[WORK INSTRUCTION]
Search the data for the string "företaget" and extract every line where it appears.

[Items from an interface collection]
== == ==

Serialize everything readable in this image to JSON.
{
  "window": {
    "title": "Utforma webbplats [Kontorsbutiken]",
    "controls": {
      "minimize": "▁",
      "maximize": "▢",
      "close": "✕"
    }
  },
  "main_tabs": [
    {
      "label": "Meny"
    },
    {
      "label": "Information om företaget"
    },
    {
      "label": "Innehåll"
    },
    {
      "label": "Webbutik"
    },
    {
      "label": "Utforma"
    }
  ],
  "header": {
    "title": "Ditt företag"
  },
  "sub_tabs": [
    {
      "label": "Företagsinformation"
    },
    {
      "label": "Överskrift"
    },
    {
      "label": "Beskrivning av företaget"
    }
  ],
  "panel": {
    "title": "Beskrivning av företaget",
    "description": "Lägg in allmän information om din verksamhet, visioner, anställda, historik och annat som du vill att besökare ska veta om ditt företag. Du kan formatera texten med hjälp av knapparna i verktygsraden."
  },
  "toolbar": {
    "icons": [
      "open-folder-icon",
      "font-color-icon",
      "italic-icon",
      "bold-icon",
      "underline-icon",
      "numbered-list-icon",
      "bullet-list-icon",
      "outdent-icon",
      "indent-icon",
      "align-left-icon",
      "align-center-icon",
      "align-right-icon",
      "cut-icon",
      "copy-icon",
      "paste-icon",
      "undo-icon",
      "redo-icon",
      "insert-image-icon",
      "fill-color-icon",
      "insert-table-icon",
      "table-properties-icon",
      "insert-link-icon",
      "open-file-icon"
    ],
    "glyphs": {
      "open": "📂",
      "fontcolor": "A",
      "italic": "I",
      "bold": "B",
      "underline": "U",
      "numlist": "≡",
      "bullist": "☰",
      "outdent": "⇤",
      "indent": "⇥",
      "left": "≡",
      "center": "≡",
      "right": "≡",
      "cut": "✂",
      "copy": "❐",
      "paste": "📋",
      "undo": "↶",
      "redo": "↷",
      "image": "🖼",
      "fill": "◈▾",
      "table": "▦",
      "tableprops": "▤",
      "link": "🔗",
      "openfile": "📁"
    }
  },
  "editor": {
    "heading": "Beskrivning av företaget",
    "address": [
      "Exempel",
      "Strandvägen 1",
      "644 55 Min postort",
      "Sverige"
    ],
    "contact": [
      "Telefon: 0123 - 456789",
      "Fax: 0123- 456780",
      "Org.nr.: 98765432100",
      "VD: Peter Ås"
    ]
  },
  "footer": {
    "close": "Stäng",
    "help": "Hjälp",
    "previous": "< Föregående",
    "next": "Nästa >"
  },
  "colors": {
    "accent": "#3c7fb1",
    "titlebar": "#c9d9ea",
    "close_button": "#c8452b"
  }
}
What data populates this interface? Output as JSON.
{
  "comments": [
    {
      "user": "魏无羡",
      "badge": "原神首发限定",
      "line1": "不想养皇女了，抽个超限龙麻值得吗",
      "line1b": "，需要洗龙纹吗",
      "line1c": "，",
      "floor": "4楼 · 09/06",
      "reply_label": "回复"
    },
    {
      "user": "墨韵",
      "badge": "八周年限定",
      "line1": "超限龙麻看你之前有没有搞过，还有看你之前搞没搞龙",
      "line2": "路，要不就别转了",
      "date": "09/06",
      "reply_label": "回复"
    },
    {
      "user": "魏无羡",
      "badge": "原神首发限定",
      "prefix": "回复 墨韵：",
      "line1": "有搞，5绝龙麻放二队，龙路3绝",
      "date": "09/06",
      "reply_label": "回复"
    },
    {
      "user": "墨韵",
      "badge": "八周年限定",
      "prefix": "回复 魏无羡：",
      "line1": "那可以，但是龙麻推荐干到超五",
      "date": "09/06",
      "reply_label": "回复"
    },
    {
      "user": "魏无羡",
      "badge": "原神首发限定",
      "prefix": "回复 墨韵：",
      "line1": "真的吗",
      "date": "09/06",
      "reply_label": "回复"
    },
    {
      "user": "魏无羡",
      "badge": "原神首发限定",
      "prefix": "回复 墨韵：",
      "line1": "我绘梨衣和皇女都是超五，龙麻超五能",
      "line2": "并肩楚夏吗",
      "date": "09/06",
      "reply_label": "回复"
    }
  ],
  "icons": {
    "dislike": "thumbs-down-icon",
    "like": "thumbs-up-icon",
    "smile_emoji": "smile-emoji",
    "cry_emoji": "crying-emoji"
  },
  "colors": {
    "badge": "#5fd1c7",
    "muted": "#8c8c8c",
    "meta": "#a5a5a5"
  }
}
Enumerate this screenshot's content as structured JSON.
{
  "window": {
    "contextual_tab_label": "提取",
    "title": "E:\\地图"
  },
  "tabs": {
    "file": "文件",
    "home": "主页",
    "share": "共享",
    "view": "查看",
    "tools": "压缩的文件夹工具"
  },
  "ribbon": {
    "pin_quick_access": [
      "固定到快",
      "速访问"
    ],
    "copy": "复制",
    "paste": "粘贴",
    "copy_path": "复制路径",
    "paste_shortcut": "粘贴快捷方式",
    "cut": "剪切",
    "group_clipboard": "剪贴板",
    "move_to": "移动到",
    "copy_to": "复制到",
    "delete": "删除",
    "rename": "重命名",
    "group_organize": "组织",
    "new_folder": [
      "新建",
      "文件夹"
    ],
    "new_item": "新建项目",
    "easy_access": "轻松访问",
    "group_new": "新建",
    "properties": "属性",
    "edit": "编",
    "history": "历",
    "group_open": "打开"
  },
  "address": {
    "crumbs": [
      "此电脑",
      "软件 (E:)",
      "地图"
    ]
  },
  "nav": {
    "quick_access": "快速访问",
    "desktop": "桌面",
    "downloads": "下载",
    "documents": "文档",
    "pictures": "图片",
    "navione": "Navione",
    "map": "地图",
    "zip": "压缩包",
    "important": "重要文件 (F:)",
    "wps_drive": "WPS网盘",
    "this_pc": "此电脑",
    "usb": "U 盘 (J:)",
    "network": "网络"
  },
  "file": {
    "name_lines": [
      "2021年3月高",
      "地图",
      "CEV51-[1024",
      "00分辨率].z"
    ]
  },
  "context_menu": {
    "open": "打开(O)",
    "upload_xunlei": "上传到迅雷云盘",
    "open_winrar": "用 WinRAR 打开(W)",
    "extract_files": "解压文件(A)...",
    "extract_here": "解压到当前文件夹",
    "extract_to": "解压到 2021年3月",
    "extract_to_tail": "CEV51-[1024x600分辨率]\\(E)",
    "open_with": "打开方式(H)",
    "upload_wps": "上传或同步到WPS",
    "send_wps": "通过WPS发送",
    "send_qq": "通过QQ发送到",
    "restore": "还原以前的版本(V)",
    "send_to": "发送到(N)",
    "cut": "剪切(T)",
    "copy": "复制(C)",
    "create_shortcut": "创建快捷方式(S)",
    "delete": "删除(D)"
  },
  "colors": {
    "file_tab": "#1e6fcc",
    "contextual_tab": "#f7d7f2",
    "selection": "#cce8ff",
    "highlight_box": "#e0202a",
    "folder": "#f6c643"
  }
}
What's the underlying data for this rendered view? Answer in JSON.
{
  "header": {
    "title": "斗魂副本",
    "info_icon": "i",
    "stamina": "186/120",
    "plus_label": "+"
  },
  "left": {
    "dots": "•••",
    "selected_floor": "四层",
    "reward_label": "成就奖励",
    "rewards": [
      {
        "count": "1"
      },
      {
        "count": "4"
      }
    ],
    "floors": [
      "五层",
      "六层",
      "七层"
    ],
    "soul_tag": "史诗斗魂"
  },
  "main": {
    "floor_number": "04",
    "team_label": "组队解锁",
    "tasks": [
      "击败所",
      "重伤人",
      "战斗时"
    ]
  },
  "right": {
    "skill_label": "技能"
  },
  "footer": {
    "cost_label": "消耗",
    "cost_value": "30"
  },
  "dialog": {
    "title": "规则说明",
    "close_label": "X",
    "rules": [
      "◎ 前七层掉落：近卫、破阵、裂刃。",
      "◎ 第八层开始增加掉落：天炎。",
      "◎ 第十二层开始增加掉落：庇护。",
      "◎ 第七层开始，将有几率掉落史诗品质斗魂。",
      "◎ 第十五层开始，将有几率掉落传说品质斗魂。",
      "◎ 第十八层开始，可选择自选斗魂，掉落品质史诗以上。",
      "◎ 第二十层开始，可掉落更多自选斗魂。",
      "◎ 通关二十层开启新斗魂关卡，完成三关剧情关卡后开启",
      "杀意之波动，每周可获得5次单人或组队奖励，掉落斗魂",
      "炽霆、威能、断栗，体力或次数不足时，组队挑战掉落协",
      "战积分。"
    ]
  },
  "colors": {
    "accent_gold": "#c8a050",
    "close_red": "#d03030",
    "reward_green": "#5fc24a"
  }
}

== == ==

[RESULT BELOW]
      "label": "Information om företaget"
      "label": "Beskrivning av företaget"
    "title": "Beskrivning av företaget",
    "heading": "Beskrivning av företaget",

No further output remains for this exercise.